- **Records provided**:
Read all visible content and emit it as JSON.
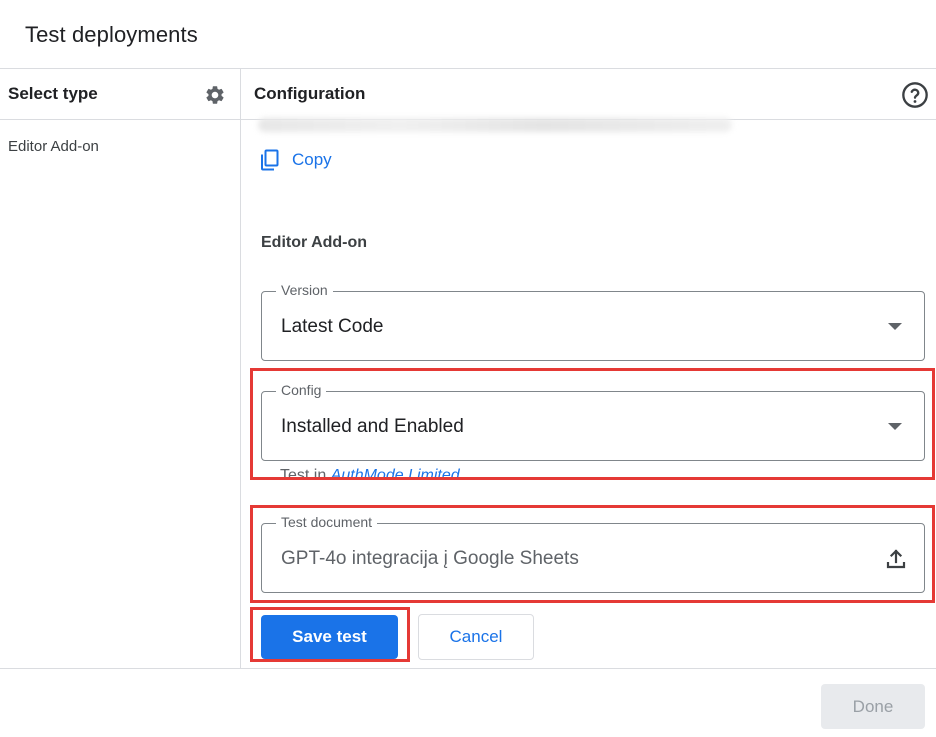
{
  "dialog": {
    "title": "Test deployments"
  },
  "left_panel": {
    "header": "Select type",
    "settings_icon": "gear-icon",
    "items": [
      {
        "label": "Editor Add-on"
      }
    ]
  },
  "right_panel": {
    "header": "Configuration",
    "help_icon": "help-circle-icon",
    "copy_label": "Copy",
    "copy_icon": "copy-icon",
    "section_title": "Editor Add-on",
    "version": {
      "legend": "Version",
      "value": "Latest Code"
    },
    "config": {
      "legend": "Config",
      "value": "Installed and Enabled",
      "hint_prefix": "Test in ",
      "hint_link": "AuthMode.Limited"
    },
    "test_document": {
      "legend": "Test document",
      "value": "GPT-4o integracija į Google Sheets",
      "upload_icon": "upload-icon"
    }
  },
  "actions": {
    "save_label": "Save test",
    "cancel_label": "Cancel",
    "done_label": "Done"
  },
  "colors": {
    "accent": "#1a73e8",
    "highlight": "#e53935",
    "divider": "#dadce0"
  }
}
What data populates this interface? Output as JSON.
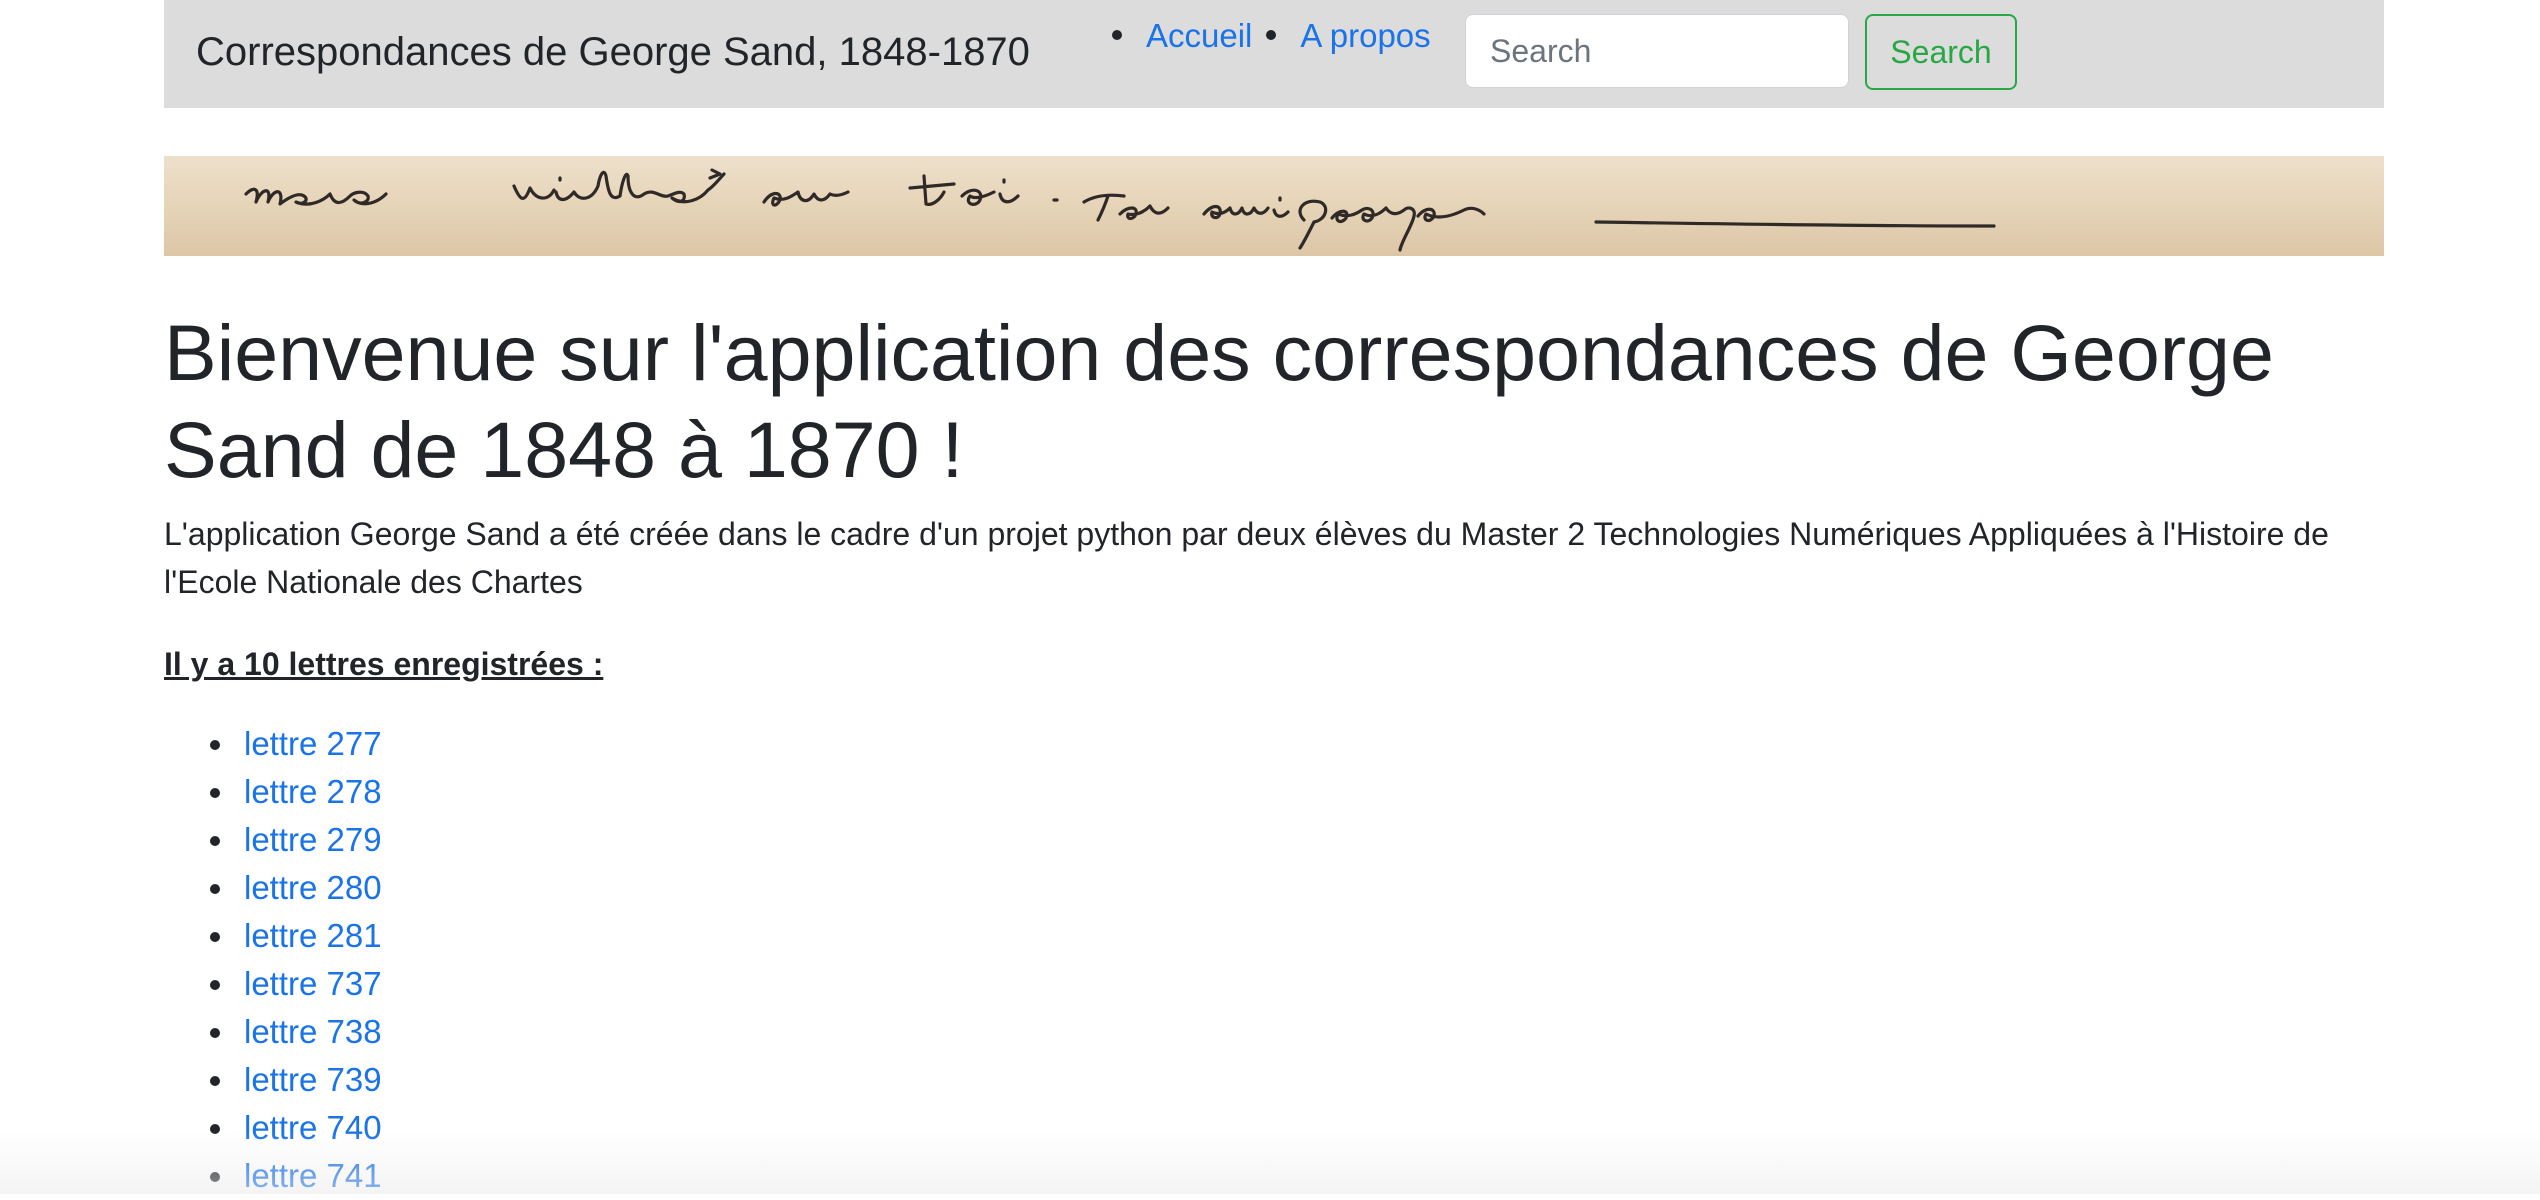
{
  "navbar": {
    "brand": "Correspondances de George Sand, 1848-1870",
    "links": [
      {
        "label": "Accueil"
      },
      {
        "label": "A propos"
      }
    ],
    "search": {
      "placeholder": "Search",
      "value": "",
      "button_label": "Search"
    }
  },
  "banner": {
    "handwriting": "mère vieillisse sur toi . Ton ami George"
  },
  "main": {
    "title": "Bienvenue sur l'application des correspondances de George Sand de 1848 à 1870 !",
    "intro": "L'application George Sand a été créée dans le cadre d'un projet python par deux élèves du Master 2 Technologies Numériques Appliquées à l'Histoire de l'Ecole Nationale des Chartes",
    "count_heading": "Il y a 10 lettres enregistrées :",
    "letters": [
      "lettre 277",
      "lettre 278",
      "lettre 279",
      "lettre 280",
      "lettre 281",
      "lettre 737",
      "lettre 738",
      "lettre 739",
      "lettre 740",
      "lettre 741"
    ]
  },
  "colors": {
    "navbar_bg": "#dcdcdc",
    "link": "#1a73e8",
    "success": "#28a745",
    "text": "#212529",
    "banner_paper": "#e6d4b8"
  }
}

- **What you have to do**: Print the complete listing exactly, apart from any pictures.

- **Solved problem**:
Read all visible content and emit it as JSON.
{
  "dialog": {
    "title": "Test deployments"
  },
  "left_panel": {
    "header": "Select type",
    "settings_icon": "gear-icon",
    "items": [
      {
        "label": "Editor Add-on"
      }
    ]
  },
  "right_panel": {
    "header": "Configuration",
    "help_icon": "help-circle-icon",
    "copy_label": "Copy",
    "copy_icon": "copy-icon",
    "section_title": "Editor Add-on",
    "version": {
      "legend": "Version",
      "value": "Latest Code"
    },
    "config": {
      "legend": "Config",
      "value": "Installed and Enabled",
      "hint_prefix": "Test in ",
      "hint_link": "AuthMode.Limited"
    },
    "test_document": {
      "legend": "Test document",
      "value": "GPT-4o integracija į Google Sheets",
      "upload_icon": "upload-icon"
    }
  },
  "actions": {
    "save_label": "Save test",
    "cancel_label": "Cancel",
    "done_label": "Done"
  },
  "colors": {
    "accent": "#1a73e8",
    "highlight": "#e53935",
    "divider": "#dadce0"
  }
}
What data populates this interface? Output as JSON.
{
  "navbar": {
    "brand": "Correspondances de George Sand, 1848-1870",
    "links": [
      {
        "label": "Accueil"
      },
      {
        "label": "A propos"
      }
    ],
    "search": {
      "placeholder": "Search",
      "value": "",
      "button_label": "Search"
    }
  },
  "banner": {
    "handwriting": "mère vieillisse sur toi . Ton ami George"
  },
  "main": {
    "title": "Bienvenue sur l'application des correspondances de George Sand de 1848 à 1870 !",
    "intro": "L'application George Sand a été créée dans le cadre d'un projet python par deux élèves du Master 2 Technologies Numériques Appliquées à l'Histoire de l'Ecole Nationale des Chartes",
    "count_heading": "Il y a 10 lettres enregistrées :",
    "letters": [
      "lettre 277",
      "lettre 278",
      "lettre 279",
      "lettre 280",
      "lettre 281",
      "lettre 737",
      "lettre 738",
      "lettre 739",
      "lettre 740",
      "lettre 741"
    ]
  },
  "colors": {
    "navbar_bg": "#dcdcdc",
    "link": "#1a73e8",
    "success": "#28a745",
    "text": "#212529",
    "banner_paper": "#e6d4b8"
  }
}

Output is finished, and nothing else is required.